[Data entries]
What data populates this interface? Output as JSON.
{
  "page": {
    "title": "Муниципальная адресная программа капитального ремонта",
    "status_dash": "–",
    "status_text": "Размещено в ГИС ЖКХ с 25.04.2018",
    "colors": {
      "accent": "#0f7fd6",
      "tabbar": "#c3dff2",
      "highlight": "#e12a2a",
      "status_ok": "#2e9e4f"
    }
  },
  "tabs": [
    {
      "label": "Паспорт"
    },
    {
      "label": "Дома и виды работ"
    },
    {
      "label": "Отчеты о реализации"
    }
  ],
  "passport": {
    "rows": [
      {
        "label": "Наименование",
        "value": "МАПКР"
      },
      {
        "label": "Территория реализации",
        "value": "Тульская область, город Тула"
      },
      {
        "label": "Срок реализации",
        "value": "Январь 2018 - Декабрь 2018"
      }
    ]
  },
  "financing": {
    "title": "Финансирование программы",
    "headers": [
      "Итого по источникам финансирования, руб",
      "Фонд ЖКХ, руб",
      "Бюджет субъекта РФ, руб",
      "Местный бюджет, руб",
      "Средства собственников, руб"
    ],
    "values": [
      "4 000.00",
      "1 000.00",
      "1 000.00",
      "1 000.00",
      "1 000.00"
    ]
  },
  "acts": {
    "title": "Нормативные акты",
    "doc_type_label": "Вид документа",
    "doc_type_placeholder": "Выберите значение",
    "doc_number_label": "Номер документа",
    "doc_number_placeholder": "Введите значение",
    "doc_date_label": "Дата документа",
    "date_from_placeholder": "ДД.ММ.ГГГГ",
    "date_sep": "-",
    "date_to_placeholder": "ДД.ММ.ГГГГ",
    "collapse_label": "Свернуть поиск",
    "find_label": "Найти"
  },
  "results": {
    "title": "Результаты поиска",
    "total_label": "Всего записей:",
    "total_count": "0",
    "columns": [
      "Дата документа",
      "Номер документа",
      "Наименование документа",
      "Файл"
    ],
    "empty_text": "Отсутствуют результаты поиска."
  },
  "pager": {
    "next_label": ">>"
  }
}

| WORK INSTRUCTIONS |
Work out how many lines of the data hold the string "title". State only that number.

| YOUR RESPONSE |
4